ASSIGNMENT »
The full listing is to be written out again, unchanged.

DATA FOR THE TASK »
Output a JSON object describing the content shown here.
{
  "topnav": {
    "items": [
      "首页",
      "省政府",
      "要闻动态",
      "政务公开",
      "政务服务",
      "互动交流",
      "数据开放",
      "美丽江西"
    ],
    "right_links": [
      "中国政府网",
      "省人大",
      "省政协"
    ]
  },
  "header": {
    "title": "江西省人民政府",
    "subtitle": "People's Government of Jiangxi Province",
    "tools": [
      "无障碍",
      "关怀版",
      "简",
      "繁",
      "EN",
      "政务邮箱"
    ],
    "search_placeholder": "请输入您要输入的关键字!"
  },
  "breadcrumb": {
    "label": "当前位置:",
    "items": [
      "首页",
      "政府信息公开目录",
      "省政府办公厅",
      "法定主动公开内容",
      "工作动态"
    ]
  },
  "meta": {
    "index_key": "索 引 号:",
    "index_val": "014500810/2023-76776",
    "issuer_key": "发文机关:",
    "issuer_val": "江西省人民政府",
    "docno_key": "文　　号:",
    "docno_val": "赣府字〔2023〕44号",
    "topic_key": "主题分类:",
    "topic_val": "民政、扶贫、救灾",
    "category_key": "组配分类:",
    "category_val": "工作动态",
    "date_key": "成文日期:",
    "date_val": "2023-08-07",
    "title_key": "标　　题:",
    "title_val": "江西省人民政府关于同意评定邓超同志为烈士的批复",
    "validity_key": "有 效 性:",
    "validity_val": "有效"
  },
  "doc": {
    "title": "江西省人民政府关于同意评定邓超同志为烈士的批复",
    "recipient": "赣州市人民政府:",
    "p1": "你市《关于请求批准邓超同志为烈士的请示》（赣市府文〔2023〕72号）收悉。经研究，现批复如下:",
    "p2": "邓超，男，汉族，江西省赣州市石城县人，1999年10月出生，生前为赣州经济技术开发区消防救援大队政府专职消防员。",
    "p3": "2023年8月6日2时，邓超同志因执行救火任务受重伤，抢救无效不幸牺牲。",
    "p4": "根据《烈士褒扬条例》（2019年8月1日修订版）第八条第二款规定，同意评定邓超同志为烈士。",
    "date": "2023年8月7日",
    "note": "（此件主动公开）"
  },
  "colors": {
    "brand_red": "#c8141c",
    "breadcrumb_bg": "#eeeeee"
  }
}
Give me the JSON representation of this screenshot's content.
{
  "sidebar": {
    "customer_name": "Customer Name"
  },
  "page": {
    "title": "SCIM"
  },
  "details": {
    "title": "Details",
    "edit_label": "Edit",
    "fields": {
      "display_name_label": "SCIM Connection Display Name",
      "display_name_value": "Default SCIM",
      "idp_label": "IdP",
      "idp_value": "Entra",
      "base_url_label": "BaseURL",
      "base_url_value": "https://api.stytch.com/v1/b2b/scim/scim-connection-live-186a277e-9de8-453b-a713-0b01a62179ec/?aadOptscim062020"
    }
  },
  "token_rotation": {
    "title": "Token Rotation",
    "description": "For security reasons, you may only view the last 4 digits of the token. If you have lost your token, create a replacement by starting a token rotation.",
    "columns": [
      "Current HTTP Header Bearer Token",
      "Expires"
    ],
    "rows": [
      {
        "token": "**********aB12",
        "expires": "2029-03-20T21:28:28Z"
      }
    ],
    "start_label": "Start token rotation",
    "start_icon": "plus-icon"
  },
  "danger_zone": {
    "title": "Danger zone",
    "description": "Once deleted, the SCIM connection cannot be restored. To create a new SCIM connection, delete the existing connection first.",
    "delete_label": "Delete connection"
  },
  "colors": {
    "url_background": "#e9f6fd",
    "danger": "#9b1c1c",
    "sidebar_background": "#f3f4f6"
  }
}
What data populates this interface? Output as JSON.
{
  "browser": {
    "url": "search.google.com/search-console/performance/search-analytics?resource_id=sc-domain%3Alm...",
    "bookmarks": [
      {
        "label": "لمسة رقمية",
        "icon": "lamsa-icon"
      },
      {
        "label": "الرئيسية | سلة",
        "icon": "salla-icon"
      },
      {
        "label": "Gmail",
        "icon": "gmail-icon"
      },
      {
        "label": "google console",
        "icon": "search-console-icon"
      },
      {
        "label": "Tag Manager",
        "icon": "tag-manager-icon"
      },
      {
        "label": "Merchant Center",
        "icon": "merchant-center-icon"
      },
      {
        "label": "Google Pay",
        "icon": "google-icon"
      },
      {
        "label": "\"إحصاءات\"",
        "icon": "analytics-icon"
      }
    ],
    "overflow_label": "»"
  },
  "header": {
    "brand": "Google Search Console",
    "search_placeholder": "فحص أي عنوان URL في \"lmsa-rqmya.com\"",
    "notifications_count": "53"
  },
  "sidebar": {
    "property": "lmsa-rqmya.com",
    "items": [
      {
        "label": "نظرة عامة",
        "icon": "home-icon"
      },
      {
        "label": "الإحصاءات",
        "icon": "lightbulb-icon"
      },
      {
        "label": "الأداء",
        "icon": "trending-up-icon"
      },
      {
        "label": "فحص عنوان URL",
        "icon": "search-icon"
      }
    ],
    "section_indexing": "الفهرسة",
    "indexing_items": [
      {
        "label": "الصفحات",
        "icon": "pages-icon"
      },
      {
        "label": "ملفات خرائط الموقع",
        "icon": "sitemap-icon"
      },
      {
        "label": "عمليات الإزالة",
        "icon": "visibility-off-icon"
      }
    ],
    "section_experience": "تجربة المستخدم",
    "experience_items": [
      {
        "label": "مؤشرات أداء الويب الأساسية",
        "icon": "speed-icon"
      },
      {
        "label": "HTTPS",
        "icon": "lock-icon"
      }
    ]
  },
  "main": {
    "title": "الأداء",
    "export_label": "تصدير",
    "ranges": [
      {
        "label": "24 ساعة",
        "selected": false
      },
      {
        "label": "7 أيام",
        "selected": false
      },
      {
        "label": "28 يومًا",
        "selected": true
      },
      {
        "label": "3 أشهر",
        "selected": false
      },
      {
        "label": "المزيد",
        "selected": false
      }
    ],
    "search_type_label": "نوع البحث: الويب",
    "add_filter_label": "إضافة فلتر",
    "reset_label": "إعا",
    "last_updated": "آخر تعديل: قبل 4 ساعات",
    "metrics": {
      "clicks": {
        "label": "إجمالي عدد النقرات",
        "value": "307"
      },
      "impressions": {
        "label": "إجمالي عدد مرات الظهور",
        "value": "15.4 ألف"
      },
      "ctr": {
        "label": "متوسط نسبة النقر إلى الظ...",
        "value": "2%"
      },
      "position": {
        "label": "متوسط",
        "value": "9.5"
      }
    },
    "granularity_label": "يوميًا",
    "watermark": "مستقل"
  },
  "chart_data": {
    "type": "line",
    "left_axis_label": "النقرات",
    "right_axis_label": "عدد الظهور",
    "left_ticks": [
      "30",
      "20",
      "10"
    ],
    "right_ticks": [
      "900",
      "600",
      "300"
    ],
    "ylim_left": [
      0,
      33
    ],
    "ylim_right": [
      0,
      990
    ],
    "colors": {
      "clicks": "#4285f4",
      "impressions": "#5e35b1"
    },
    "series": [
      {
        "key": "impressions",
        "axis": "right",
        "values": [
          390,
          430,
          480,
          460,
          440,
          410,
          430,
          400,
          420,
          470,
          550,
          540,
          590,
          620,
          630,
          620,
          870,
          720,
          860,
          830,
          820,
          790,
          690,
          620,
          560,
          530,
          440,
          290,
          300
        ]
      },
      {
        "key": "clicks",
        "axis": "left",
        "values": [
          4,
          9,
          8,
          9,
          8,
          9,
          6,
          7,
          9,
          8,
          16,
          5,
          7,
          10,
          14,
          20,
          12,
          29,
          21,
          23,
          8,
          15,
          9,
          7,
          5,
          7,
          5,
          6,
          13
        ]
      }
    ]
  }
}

SOLUTION »
Output a JSON object describing the content shown here.
{
  "topnav": {
    "items": [
      "首页",
      "省政府",
      "要闻动态",
      "政务公开",
      "政务服务",
      "互动交流",
      "数据开放",
      "美丽江西"
    ],
    "right_links": [
      "中国政府网",
      "省人大",
      "省政协"
    ]
  },
  "header": {
    "title": "江西省人民政府",
    "subtitle": "People's Government of Jiangxi Province",
    "tools": [
      "无障碍",
      "关怀版",
      "简",
      "繁",
      "EN",
      "政务邮箱"
    ],
    "search_placeholder": "请输入您要输入的关键字!"
  },
  "breadcrumb": {
    "label": "当前位置:",
    "items": [
      "首页",
      "政府信息公开目录",
      "省政府办公厅",
      "法定主动公开内容",
      "工作动态"
    ]
  },
  "meta": {
    "index_key": "索 引 号:",
    "index_val": "014500810/2023-76776",
    "issuer_key": "发文机关:",
    "issuer_val": "江西省人民政府",
    "docno_key": "文　　号:",
    "docno_val": "赣府字〔2023〕44号",
    "topic_key": "主题分类:",
    "topic_val": "民政、扶贫、救灾",
    "category_key": "组配分类:",
    "category_val": "工作动态",
    "date_key": "成文日期:",
    "date_val": "2023-08-07",
    "title_key": "标　　题:",
    "title_val": "江西省人民政府关于同意评定邓超同志为烈士的批复",
    "validity_key": "有 效 性:",
    "validity_val": "有效"
  },
  "doc": {
    "title": "江西省人民政府关于同意评定邓超同志为烈士的批复",
    "recipient": "赣州市人民政府:",
    "p1": "你市《关于请求批准邓超同志为烈士的请示》（赣市府文〔2023〕72号）收悉。经研究，现批复如下:",
    "p2": "邓超，男，汉族，江西省赣州市石城县人，1999年10月出生，生前为赣州经济技术开发区消防救援大队政府专职消防员。",
    "p3": "2023年8月6日2时，邓超同志因执行救火任务受重伤，抢救无效不幸牺牲。",
    "p4": "根据《烈士褒扬条例》（2019年8月1日修订版）第八条第二款规定，同意评定邓超同志为烈士。",
    "date": "2023年8月7日",
    "note": "（此件主动公开）"
  },
  "colors": {
    "brand_red": "#c8141c",
    "breadcrumb_bg": "#eeeeee"
  }
}
Give me the JSON representation of this screenshot's content.
{
  "sidebar": {
    "customer_name": "Customer Name"
  },
  "page": {
    "title": "SCIM"
  },
  "details": {
    "title": "Details",
    "edit_label": "Edit",
    "fields": {
      "display_name_label": "SCIM Connection Display Name",
      "display_name_value": "Default SCIM",
      "idp_label": "IdP",
      "idp_value": "Entra",
      "base_url_label": "BaseURL",
      "base_url_value": "https://api.stytch.com/v1/b2b/scim/scim-connection-live-186a277e-9de8-453b-a713-0b01a62179ec/?aadOptscim062020"
    }
  },
  "token_rotation": {
    "title": "Token Rotation",
    "description": "For security reasons, you may only view the last 4 digits of the token. If you have lost your token, create a replacement by starting a token rotation.",
    "columns": [
      "Current HTTP Header Bearer Token",
      "Expires"
    ],
    "rows": [
      {
        "token": "**********aB12",
        "expires": "2029-03-20T21:28:28Z"
      }
    ],
    "start_label": "Start token rotation",
    "start_icon": "plus-icon"
  },
  "danger_zone": {
    "title": "Danger zone",
    "description": "Once deleted, the SCIM connection cannot be restored. To create a new SCIM connection, delete the existing connection first.",
    "delete_label": "Delete connection"
  },
  "colors": {
    "url_background": "#e9f6fd",
    "danger": "#9b1c1c",
    "sidebar_background": "#f3f4f6"
  }
}
What data populates this interface? Output as JSON.
{
  "browser": {
    "url": "search.google.com/search-console/performance/search-analytics?resource_id=sc-domain%3Alm...",
    "bookmarks": [
      {
        "label": "لمسة رقمية",
        "icon": "lamsa-icon"
      },
      {
        "label": "الرئيسية | سلة",
        "icon": "salla-icon"
      },
      {
        "label": "Gmail",
        "icon": "gmail-icon"
      },
      {
        "label": "google console",
        "icon": "search-console-icon"
      },
      {
        "label": "Tag Manager",
        "icon": "tag-manager-icon"
      },
      {
        "label": "Merchant Center",
        "icon": "merchant-center-icon"
      },
      {
        "label": "Google Pay",
        "icon": "google-icon"
      },
      {
        "label": "\"إحصاءات\"",
        "icon": "analytics-icon"
      }
    ],
    "overflow_label": "»"
  },
  "header": {
    "brand": "Google Search Console",
    "search_placeholder": "فحص أي عنوان URL في \"lmsa-rqmya.com\"",
    "notifications_count": "53"
  },
  "sidebar": {
    "property": "lmsa-rqmya.com",
    "items": [
      {
        "label": "نظرة عامة",
        "icon": "home-icon"
      },
      {
        "label": "الإحصاءات",
        "icon": "lightbulb-icon"
      },
      {
        "label": "الأداء",
        "icon": "trending-up-icon"
      },
      {
        "label": "فحص عنوان URL",
        "icon": "search-icon"
      }
    ],
    "section_indexing": "الفهرسة",
    "indexing_items": [
      {
        "label": "الصفحات",
        "icon": "pages-icon"
      },
      {
        "label": "ملفات خرائط الموقع",
        "icon": "sitemap-icon"
      },
      {
        "label": "عمليات الإزالة",
        "icon": "visibility-off-icon"
      }
    ],
    "section_experience": "تجربة المستخدم",
    "experience_items": [
      {
        "label": "مؤشرات أداء الويب الأساسية",
        "icon": "speed-icon"
      },
      {
        "label": "HTTPS",
        "icon": "lock-icon"
      }
    ]
  },
  "main": {
    "title": "الأداء",
    "export_label": "تصدير",
    "ranges": [
      {
        "label": "24 ساعة",
        "selected": false
      },
      {
        "label": "7 أيام",
        "selected": false
      },
      {
        "label": "28 يومًا",
        "selected": true
      },
      {
        "label": "3 أشهر",
        "selected": false
      },
      {
        "label": "المزيد",
        "selected": false
      }
    ],
    "search_type_label": "نوع البحث: الويب",
    "add_filter_label": "إضافة فلتر",
    "reset_label": "إعا",
    "last_updated": "آخر تعديل: قبل 4 ساعات",
    "metrics": {
      "clicks": {
        "label": "إجمالي عدد النقرات",
        "value": "307"
      },
      "impressions": {
        "label": "إجمالي عدد مرات الظهور",
        "value": "15.4 ألف"
      },
      "ctr": {
        "label": "متوسط نسبة النقر إلى الظ...",
        "value": "2%"
      },
      "position": {
        "label": "متوسط",
        "value": "9.5"
      }
    },
    "granularity_label": "يوميًا",
    "watermark": "مستقل"
  },
  "chart_data": {
    "type": "line",
    "left_axis_label": "النقرات",
    "right_axis_label": "عدد الظهور",
    "left_ticks": [
      "30",
      "20",
      "10"
    ],
    "right_ticks": [
      "900",
      "600",
      "300"
    ],
    "ylim_left": [
      0,
      33
    ],
    "ylim_right": [
      0,
      990
    ],
    "colors": {
      "clicks": "#4285f4",
      "impressions": "#5e35b1"
    },
    "series": [
      {
        "key": "impressions",
        "axis": "right",
        "values": [
          390,
          430,
          480,
          460,
          440,
          410,
          430,
          400,
          420,
          470,
          550,
          540,
          590,
          620,
          630,
          620,
          870,
          720,
          860,
          830,
          820,
          790,
          690,
          620,
          560,
          530,
          440,
          290,
          300
        ]
      },
      {
        "key": "clicks",
        "axis": "left",
        "values": [
          4,
          9,
          8,
          9,
          8,
          9,
          6,
          7,
          9,
          8,
          16,
          5,
          7,
          10,
          14,
          20,
          12,
          29,
          21,
          23,
          8,
          15,
          9,
          7,
          5,
          7,
          5,
          6,
          13
        ]
      }
    ]
  }
}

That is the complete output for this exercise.